Exercise objective
Copy each line of the entries that contains the word "this".
(Records provided Opens)
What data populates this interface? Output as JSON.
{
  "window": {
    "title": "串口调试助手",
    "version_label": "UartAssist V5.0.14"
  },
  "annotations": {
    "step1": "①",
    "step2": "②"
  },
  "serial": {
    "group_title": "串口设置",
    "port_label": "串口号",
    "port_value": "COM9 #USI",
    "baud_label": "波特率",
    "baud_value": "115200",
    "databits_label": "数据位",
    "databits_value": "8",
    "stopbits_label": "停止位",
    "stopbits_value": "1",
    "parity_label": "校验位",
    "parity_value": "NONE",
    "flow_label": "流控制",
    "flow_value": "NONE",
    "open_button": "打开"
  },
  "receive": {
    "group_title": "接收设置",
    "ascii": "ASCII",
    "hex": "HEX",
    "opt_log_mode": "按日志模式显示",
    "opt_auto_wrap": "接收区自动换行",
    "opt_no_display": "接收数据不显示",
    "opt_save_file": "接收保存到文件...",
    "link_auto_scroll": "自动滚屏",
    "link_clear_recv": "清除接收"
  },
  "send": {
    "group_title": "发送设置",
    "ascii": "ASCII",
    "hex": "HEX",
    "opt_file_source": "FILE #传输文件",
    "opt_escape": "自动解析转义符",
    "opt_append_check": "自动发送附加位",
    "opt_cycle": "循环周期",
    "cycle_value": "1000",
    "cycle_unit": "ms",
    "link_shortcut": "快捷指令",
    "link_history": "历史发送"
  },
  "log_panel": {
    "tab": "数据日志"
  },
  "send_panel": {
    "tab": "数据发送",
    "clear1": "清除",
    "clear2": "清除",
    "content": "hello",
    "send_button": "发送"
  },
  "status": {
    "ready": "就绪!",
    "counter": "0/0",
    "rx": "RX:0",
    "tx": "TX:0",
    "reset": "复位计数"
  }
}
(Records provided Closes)
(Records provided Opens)
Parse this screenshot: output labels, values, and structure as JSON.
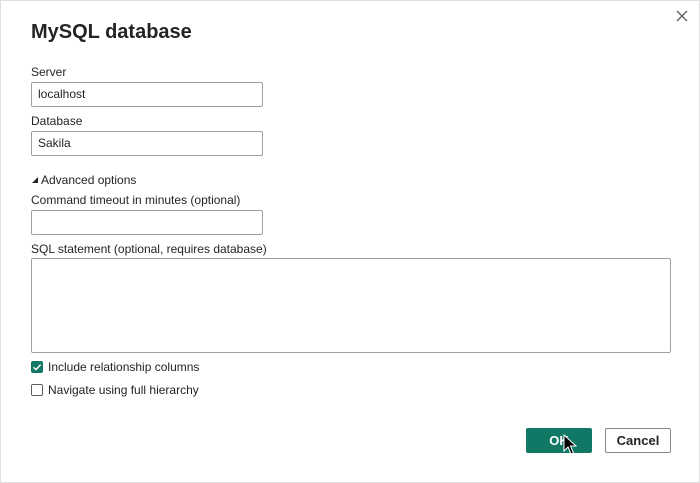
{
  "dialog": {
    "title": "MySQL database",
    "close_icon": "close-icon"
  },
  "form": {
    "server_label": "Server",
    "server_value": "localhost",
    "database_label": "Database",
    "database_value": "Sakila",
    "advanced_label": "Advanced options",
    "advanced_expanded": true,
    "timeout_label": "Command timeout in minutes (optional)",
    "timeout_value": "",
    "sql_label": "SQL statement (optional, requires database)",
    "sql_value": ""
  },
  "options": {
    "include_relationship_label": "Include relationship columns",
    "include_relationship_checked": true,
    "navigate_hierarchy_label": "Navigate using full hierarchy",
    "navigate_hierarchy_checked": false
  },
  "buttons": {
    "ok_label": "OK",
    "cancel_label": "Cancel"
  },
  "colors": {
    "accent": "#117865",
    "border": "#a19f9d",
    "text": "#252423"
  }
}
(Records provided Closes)
Exercise output
What data populates this interface? Output as JSON.
Parse this screenshot: output labels, values, and structure as JSON.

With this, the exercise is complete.